Let's not over-analyse. He says a chief executive job should be for a term of about five years - board and shareholder approval permitting - so he'll be sticking this out for a bit. His mantra is one of squeezing cash out of the operations. This, he says, is "phase two" of Pilkington's return to health, after the restructuring that cost a fortune in redundancy cheques and left it with too-high debts. "Phase three" of investment in expansion has to wait for a further -improvement in efficiency and an economic upturn.
Mr Chambers has promised all this without a cut in the dividend and his reputation, perhaps even his £521,000 salary, hangs on that 5p. Only when he is able to raise the pay-out, will he finally step out of the long shadow cast by Mr Scaroni.
STUART CHAMBERS: GLASS ACT
Position: Chief executive, Pilkington
Pay: £521,000 plus bonus last year of £182,000
Career record: 1977-1988 Shell. Joined as technologist and market analyst and became, in 1986, regional sales manager, retail, in the UK. 1988-1996 Mars. National account manager and then European sales director of Mars International from 1992.
1996-present, Pilkington. Joined as vice president, marketing and business development, and was appointed to the board in 2001. Chief executive from May 2002.

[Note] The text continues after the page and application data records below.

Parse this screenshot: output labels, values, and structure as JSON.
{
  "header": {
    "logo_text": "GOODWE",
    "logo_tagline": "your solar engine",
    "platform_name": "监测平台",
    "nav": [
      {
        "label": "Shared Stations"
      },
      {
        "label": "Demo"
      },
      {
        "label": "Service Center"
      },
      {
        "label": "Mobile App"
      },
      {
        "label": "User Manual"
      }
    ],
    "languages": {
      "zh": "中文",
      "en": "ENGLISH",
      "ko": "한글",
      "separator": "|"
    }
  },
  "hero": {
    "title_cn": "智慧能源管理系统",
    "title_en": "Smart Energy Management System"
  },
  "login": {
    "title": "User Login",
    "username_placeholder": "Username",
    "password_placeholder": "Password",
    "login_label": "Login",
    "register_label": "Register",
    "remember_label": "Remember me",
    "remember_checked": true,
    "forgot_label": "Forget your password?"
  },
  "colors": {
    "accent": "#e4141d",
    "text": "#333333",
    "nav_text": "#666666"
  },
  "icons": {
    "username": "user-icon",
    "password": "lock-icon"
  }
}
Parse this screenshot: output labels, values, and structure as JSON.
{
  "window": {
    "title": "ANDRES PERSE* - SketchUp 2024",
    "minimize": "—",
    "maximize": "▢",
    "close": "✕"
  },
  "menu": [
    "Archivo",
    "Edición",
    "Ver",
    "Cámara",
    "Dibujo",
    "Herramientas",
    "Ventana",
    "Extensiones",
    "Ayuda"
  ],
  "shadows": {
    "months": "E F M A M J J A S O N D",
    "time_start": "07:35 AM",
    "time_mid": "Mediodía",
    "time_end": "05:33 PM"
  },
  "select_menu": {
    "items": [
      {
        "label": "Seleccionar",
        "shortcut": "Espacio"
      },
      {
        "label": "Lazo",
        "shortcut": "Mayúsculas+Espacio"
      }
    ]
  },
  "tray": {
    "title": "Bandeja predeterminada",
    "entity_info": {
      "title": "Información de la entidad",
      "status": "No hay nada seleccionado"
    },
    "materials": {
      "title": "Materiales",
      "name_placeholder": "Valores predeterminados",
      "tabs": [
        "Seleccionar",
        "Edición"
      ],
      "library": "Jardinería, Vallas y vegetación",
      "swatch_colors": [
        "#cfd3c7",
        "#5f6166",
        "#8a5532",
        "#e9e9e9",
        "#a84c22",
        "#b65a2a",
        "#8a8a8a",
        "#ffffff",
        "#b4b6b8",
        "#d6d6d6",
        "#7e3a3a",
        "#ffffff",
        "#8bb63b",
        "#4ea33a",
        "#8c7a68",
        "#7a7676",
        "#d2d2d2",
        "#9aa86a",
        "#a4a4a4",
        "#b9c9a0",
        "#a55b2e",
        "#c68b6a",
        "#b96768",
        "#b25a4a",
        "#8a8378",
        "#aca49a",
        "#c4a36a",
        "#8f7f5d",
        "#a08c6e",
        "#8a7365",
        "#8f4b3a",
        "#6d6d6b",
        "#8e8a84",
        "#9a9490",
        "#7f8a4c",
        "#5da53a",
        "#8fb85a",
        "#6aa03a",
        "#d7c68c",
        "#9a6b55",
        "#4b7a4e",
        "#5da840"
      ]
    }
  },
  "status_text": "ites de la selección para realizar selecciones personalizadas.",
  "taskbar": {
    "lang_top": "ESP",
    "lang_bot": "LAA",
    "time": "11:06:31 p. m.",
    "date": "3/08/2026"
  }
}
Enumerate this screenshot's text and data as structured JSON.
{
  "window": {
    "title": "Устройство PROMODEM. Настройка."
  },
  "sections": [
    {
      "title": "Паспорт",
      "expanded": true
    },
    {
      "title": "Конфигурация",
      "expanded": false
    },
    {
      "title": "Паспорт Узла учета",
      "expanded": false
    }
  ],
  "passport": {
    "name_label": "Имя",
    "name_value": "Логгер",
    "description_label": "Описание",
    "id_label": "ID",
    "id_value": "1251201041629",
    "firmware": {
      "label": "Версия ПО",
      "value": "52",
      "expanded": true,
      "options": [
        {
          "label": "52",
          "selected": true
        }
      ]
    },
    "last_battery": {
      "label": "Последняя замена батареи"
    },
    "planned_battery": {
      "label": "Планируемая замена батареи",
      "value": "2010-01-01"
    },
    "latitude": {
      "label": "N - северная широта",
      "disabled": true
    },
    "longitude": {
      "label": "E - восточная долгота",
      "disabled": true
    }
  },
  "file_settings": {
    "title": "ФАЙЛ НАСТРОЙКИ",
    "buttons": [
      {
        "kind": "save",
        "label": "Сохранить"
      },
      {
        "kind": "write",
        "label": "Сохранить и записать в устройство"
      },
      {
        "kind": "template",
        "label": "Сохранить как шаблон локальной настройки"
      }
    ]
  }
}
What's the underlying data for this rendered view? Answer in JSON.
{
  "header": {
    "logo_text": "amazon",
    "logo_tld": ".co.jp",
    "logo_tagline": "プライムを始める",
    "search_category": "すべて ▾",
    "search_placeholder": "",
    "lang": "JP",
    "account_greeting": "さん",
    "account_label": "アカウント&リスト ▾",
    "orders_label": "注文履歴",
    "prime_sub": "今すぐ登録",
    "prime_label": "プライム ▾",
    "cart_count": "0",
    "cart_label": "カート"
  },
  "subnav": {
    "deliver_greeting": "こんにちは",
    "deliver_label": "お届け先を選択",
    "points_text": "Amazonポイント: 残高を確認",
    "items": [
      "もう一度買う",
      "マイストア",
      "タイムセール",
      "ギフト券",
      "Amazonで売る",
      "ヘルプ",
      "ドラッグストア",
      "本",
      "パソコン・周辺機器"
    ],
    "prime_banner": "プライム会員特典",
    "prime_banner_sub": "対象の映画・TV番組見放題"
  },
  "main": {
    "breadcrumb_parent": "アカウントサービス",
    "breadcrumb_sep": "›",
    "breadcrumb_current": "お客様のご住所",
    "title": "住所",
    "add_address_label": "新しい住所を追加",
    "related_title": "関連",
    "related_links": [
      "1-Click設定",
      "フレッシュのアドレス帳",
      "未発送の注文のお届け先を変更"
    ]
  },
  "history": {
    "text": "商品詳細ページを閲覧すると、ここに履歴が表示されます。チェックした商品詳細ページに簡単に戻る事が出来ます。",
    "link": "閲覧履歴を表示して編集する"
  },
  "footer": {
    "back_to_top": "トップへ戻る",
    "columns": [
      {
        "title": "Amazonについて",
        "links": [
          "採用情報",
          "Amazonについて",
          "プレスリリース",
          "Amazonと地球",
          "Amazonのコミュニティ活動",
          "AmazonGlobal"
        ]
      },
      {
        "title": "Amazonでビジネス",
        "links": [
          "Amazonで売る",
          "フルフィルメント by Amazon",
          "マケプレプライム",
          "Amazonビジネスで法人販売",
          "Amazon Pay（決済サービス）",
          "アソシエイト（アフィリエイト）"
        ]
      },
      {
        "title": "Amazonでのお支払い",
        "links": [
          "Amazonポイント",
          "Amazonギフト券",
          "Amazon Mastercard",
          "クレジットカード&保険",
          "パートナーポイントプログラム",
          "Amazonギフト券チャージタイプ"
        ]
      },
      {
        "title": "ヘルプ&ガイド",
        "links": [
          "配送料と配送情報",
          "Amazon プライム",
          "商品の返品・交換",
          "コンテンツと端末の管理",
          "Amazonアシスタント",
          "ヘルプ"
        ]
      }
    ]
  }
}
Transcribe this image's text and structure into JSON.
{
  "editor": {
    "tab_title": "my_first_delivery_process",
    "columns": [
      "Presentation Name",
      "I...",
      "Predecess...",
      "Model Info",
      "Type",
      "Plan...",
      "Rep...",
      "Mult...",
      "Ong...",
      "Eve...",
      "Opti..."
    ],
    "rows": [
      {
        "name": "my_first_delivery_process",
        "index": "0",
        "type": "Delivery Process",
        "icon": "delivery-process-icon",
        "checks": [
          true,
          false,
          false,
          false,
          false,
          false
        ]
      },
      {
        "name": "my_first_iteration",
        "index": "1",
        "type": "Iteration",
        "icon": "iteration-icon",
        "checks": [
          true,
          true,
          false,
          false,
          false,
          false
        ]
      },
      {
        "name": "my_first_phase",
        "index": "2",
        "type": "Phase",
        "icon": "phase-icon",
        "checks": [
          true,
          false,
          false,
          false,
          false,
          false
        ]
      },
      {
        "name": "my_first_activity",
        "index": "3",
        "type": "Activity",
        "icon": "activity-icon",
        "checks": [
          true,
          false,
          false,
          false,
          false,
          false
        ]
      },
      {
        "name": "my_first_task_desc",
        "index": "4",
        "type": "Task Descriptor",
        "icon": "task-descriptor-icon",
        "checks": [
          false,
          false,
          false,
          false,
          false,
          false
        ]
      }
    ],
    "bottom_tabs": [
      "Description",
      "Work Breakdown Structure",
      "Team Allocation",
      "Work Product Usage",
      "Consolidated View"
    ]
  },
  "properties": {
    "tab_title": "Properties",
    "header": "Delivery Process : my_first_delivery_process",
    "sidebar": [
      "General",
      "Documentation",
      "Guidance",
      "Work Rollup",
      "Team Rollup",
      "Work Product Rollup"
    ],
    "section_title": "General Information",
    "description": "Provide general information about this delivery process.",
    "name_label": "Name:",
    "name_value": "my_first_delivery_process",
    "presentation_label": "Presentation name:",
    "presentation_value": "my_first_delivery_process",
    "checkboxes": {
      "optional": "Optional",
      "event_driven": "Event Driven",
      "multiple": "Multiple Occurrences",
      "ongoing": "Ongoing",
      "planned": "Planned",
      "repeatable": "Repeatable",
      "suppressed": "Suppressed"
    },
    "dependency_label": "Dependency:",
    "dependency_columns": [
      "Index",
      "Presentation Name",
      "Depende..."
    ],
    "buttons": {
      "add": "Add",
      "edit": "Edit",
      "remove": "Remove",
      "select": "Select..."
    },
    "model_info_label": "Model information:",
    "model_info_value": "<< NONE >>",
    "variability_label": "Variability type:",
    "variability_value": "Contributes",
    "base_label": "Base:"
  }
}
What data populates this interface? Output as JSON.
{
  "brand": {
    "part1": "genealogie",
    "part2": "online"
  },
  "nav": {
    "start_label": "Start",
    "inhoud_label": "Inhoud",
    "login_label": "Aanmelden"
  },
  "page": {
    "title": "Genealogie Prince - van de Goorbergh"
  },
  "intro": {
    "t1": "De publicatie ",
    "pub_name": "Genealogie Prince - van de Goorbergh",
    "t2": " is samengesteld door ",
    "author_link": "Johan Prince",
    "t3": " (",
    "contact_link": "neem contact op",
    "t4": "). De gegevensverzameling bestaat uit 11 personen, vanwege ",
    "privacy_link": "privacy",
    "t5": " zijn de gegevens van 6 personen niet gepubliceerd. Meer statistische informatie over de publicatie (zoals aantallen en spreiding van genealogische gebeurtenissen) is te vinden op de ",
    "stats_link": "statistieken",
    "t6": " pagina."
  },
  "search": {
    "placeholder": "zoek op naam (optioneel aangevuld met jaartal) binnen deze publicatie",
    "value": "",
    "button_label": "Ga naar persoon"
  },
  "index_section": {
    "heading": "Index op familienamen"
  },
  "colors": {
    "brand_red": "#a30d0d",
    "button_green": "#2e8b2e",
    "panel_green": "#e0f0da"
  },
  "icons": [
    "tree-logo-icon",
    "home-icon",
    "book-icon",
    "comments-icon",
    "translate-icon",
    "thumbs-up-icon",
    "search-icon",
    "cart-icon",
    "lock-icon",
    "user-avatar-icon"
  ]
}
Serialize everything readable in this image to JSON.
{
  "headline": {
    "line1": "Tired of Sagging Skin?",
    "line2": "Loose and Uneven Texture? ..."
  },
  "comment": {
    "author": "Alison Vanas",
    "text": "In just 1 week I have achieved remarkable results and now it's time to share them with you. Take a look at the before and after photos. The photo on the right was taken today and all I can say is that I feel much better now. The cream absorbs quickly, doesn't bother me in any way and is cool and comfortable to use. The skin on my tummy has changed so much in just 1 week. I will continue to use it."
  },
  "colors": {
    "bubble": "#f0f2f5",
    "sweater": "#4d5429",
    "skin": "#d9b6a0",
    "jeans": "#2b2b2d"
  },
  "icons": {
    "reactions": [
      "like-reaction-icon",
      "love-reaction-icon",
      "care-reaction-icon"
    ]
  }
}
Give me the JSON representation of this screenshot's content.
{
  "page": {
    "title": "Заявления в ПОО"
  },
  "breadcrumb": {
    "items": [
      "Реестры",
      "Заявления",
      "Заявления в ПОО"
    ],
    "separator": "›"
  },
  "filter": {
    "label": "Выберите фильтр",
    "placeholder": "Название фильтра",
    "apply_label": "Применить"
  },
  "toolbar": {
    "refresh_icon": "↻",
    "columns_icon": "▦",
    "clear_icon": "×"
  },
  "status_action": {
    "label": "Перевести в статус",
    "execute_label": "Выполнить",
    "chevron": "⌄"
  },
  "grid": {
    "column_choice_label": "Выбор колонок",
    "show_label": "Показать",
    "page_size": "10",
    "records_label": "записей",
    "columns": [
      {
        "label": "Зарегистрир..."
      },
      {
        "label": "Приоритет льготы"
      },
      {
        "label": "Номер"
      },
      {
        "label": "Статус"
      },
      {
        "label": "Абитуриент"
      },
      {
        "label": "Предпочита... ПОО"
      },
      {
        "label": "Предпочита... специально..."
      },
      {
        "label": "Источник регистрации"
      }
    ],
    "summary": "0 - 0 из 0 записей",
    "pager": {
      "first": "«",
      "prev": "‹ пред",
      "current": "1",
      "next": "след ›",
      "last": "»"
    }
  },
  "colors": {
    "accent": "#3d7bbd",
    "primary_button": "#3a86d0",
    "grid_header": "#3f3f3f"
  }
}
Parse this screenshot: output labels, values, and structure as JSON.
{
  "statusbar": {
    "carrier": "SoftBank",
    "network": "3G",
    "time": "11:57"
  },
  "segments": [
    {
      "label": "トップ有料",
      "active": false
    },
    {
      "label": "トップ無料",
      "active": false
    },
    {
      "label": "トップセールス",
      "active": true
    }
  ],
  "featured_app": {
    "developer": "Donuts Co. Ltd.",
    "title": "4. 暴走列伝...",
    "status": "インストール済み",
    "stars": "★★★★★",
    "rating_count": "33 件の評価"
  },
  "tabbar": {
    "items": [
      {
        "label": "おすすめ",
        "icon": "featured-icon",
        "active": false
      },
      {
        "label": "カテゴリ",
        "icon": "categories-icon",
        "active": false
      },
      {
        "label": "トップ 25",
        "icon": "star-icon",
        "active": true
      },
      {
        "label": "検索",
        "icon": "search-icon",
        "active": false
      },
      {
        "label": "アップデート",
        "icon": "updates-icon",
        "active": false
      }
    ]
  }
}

Interests: All sport, especially sailing and tennisReuse content